When I was in the second grade, we had a homework assignment to study a map of our neighborhood, memorize the names of the streets, and learn their order. This sounds like a reasonable homework assignment, until one realizes that even a rocket scientist with a map, a compass, a weather vane, and GPS would have a hard time figuring out where the hell he was going in Queens.
Originally, what is now the borough of Queens was 60 separate villages. These villages became Queens which was incorporated into New York City in 1898. In an effort to unify the streets across all these villages, someone came up with what many consider to be the most convoluted grid system in the universe.
In Queens, avenues run east and west and streets run north and south. Avenues have consecutive numbers, but often there are additional parallel streets in between the avenues that need to be called something, so they have been assigned the same numbers and called roads or drives, in that order.
So if there was a street between 65th and 66th Avenues, it would be called 65th Road. If there was another one, it would be called 65th Drive. Sometimes there are roads and drives between the avenues, sometimes there is only a road. Sometimes the avenues run consecutively with nothing in between. A destination that you originally thought was ten blocks away might be more like 30.
The same concept is applied to streets. If there is an additional street that needs naming between the consecutively numbered streets, they are called places and lanes. In some cases, streets aren’t even in numerical order. For example, if I walk from 99th Street where I grew up over to the next street, I hit 102nd Street. What happened to 100th and 101st Street? It’s across an expressway, several zip codes away. Easy Peasey.
Curved roads that are not parallel with either the avenues or the streets have numbers and are called crescents, courts or terraces. Addresses are hyphenated. The number before the hyphen is the cross street, and the number after the hyphen is the position on the block. For example, 62-38 99th Street is in the 38th position on 99th Street and has 62nd Avenue as the cross street. Note to native Queens residents. Don’t be impressed; I only recently learned all this from Wikipedia.
In some parts of the borough, there are stretches of named streets in between numbered ones, making this grid system pretty useless. These named streets were left over from the pre-grid days and retained by members of the community who thought the grid system was pretty lame. Several subway stations in the western part of Queens have retained the original street names, yet the corresponding street signs are numbers. Leave it to the MTA to mess with our heads by calling 46th Street Bliss Street Station and naming the stop at 33rd Street Rawson Street. The fancy schmancy section of Queens, Forest Hills Gardens, gave the finger to the grid system as well and retained their original names rather than numbers. Streets have names that follow the letters of the alphabet, something I can generally handle.
Below is a comparison of a map of a neighborhood in Queens versus one in Manhattan. Note the differences. For the Queens map, you can figure out where you are going by multiplying the distance by the square root of pi divided by 15, subtracting 2,982, and then adding 6.; this will get you to within 5 miles of your desired destination.
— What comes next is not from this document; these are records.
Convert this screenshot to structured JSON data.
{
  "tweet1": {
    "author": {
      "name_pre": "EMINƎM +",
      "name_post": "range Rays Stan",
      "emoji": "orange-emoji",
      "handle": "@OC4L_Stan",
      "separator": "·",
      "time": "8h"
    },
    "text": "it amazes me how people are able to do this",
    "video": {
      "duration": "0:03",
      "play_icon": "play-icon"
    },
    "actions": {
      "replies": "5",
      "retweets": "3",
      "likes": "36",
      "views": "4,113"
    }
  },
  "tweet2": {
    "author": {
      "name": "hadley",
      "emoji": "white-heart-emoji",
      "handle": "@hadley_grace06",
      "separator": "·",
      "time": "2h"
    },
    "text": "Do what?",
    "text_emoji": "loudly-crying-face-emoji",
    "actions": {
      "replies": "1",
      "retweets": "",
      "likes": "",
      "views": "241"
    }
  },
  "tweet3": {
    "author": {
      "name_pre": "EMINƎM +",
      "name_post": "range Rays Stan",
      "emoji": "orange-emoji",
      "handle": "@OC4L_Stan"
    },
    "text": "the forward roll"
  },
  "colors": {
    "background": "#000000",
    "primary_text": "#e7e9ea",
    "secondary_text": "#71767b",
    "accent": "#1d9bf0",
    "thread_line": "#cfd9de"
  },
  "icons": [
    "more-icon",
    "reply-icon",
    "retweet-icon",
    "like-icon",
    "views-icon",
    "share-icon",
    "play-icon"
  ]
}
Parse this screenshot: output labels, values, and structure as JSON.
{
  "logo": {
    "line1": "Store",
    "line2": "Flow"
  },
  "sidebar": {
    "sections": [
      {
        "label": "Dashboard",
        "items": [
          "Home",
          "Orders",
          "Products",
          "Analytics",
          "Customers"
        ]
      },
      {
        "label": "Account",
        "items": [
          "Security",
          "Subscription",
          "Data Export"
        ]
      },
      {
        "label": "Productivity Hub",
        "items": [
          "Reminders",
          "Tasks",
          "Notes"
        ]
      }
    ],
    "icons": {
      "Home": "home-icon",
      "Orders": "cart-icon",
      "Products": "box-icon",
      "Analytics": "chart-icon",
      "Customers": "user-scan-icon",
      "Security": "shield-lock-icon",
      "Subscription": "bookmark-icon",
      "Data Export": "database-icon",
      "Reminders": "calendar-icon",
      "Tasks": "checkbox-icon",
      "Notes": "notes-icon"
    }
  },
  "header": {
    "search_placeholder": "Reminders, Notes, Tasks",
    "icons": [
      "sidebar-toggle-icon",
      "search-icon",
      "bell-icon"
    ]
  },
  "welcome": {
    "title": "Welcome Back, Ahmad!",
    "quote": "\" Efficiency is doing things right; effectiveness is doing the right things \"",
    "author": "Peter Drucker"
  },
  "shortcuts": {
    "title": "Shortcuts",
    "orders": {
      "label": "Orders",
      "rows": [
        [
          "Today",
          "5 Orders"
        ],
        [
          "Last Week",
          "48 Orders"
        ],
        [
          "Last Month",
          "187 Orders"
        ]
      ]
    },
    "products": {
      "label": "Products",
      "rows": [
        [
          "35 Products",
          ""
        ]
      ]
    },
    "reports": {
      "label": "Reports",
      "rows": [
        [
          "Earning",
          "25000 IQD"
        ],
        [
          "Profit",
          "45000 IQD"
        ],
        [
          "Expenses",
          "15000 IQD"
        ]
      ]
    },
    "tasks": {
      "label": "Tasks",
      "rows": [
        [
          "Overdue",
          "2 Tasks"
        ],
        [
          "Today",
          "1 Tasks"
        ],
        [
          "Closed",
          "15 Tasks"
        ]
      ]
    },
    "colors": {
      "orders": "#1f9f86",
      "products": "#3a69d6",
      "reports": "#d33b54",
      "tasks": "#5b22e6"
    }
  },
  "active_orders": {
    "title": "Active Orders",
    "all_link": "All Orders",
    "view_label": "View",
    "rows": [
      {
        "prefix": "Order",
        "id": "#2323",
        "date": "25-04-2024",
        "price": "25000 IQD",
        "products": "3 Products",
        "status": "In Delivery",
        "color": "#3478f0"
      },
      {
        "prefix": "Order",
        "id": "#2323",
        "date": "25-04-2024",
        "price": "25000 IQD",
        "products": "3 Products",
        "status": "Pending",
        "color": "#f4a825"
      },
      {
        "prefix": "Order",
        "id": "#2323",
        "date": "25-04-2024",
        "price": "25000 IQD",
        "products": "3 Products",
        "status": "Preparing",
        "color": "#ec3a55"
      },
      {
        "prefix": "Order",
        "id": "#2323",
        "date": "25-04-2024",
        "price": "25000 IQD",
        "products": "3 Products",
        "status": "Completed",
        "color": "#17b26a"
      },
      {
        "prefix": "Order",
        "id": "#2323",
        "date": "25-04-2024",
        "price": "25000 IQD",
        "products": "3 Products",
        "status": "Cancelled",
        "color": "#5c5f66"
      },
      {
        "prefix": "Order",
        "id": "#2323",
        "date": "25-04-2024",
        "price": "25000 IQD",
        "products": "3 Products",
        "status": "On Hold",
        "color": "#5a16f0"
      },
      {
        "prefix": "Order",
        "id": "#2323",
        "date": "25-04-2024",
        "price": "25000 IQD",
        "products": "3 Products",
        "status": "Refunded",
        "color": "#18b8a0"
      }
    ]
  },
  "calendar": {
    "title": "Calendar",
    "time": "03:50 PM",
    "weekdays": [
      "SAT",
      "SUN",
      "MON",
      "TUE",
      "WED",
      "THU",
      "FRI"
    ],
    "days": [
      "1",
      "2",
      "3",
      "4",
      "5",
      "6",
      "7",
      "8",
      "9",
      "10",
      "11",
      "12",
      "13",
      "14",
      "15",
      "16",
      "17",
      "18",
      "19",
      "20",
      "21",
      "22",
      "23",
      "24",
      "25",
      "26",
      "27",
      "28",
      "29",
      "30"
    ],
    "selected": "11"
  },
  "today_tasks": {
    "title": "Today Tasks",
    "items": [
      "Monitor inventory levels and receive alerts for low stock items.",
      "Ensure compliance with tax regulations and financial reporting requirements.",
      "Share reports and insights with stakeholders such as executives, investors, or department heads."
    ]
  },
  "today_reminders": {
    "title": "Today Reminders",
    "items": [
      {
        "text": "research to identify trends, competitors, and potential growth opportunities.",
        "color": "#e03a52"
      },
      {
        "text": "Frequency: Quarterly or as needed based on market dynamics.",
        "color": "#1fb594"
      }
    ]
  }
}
To achieve the same task in Manhattan, all you have to be able to do is count.
The system is so convoluted that I can ask my mother, a resident of Queens for close to 50 years, to name the street or avenue two blocks over from her apartment and she cannot answer with 100% confidence.
As kids, we never said things like “meet me on the corner of 98th Street and 62nd Drive,” because no one knew where that was, even if it was just a block or two away. Instead we relied on landmarks as our meeting place and would say things like, “meet me in front of the drugstore; the one with the cashier with the 10 inch fingernails,” or “meet me under the Long Island Expressway at the place where my brother got mugged last week,” or meet me in front of that store that sells all the smelly cheese.” The only two streets that were ever referenced were Queens Boulevard (because the Boulevard of Death deserves that respect) and Austin Street because that was the high school equivalent of 5th Avenue in Manhattan.
When I moved to Manhattan, decades ago, being able to find my way around was like a breath of fresh air. I still marvel at the fact that 85th Street comes after 84th Street and Second Avenue is east of Third Avenue. When I return to Queens I will need to surround myself with the few geographically clairvoyant people I know from the borough who seem to have tackled this grid thing and can safely get me from point A to point B.